But Morosi makes some points, even if they might be speculative ones, that make a trade for Darvish seem not so ridiculous. After all, the Cubs did so much for their future in acquiring Quintana that a rental like Darvish to power a second straight run to the World Series might not seem so risky.

And while the Cubs' rotation is looking good right now with the team winners of six straight since the All-Star break, it was perhaps the team's biggest problem during that sub-.500 first half. Arrieta and Hendricks both failed to replicate the consistency that made them two of baseball's best last season. And Lackey has struggled mightily, still the owner of 5.04 ERA and a guy who's given up the 25 homers, the second most in baseball.

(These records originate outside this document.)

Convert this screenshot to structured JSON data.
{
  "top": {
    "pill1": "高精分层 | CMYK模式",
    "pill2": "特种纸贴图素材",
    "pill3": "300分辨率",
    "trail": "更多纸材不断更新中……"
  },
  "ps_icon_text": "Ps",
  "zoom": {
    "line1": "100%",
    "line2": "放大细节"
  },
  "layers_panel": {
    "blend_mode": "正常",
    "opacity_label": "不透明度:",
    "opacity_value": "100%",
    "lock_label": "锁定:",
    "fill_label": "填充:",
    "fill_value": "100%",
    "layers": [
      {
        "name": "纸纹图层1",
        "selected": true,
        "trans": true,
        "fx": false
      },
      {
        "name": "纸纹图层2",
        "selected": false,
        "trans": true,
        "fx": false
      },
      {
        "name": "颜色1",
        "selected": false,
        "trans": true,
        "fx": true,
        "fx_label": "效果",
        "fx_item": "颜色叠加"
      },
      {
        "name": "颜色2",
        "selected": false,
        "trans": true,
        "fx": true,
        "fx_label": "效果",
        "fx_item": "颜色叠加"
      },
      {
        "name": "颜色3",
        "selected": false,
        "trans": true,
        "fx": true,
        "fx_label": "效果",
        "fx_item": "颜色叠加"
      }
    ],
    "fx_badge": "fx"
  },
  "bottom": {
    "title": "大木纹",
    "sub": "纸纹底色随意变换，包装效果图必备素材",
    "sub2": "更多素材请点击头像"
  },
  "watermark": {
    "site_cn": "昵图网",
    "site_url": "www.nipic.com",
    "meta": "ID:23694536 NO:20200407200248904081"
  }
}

If the National League Central race remains as tight as it is entering play today, with four teams within four and a half games of each other, perhaps adding an extra dominant starter would assure the top spot in the division, which could be the team's only path to the playoffs. Even after a six-game winning streak to start the second half, the Cubs are five and a half games back of the Colorado Rockies for the NL's second wild card spot.

There's no doubt Darvish has been very good this season for the Rangers, with a 3.45 ERA in 20 starts and 131 strikeouts in 125.1 innings pitched. He's a four-time All Star in his five-year major league career. Adding that to Lester and Quintana at the front of the rotation would make the Cubs a terrifying force for opposing teams.

But at the same time, what would it take to get him? Giving up zero major league talent was part of what made the Quintana trade so terrific for the Cubs. Losing a major league player would perhaps hurt the team's chances at a World Series win this season, which would be the whole point of acquiring Darvish in the first place.

It's trade season, so let the rumors keep flying.

35 Days to Kickoff: Grayslake North

35 Days to Kickoff: Grayslake North

CSNChicago.com preps reporter "Edgy" Tim O’Halloran spotlights 100 high school football teams in 100 days. The first 75 team profiles will focus on teams making strides across Chicagoland and elsewhere in the state. Starting Jul. 31, we’ll unveil the @CSNPrepsTop 25 Power Rankings, leading up to kickoff on Friday, Aug. 25.

School: Grayslake North

Head coach: Sam Baker

Assistant Coaches:  Andy Strahan, Jim West, Collin McKillip, Brian Johnson, Brian Horn, Scott Kapchinksi, Karl Jennrich, Jon Sawyer, Greg Geiger, Tim LaBrie

How they fared in 2016: 8-3 (5-2 Northern Lake County Conference), made the Class 6A state playoffs and defeated Lakes then lost to Cary-Grove in second round action.

2017 Regular Season Schedule:

August 25th @ Willowbrook

September 1st vs Sycamore

September 8th vs Lakes

September 15th @ North Chicago

September 22nd vs Round Lake

September 29th @ Wauconda

October 6th vs Grant

October 13th at Grayslake Central

October 20th vs Antioch

Biggest storyline: Can the Knights make a return visit to the IHSA state playoff field?

Names to watch this season:  Senior QB Austin Martineau Senior WR/DB Bret Lila

Biggest holes to fill: The Knights will need to reload on the offensive line with just one starter back in senior OL/DL Ryan Bernstein.

EDGY's Early Take: Grayslake North had a strong year in 2016 and with 14 starters returning (6 offense 8 defense) look to be right back in the hunt both in the Northern Lake County conference and in Class 6A.The Knights however will have plenty of challenges since the Northern Lake County conference is shaping up to be strong again this fall.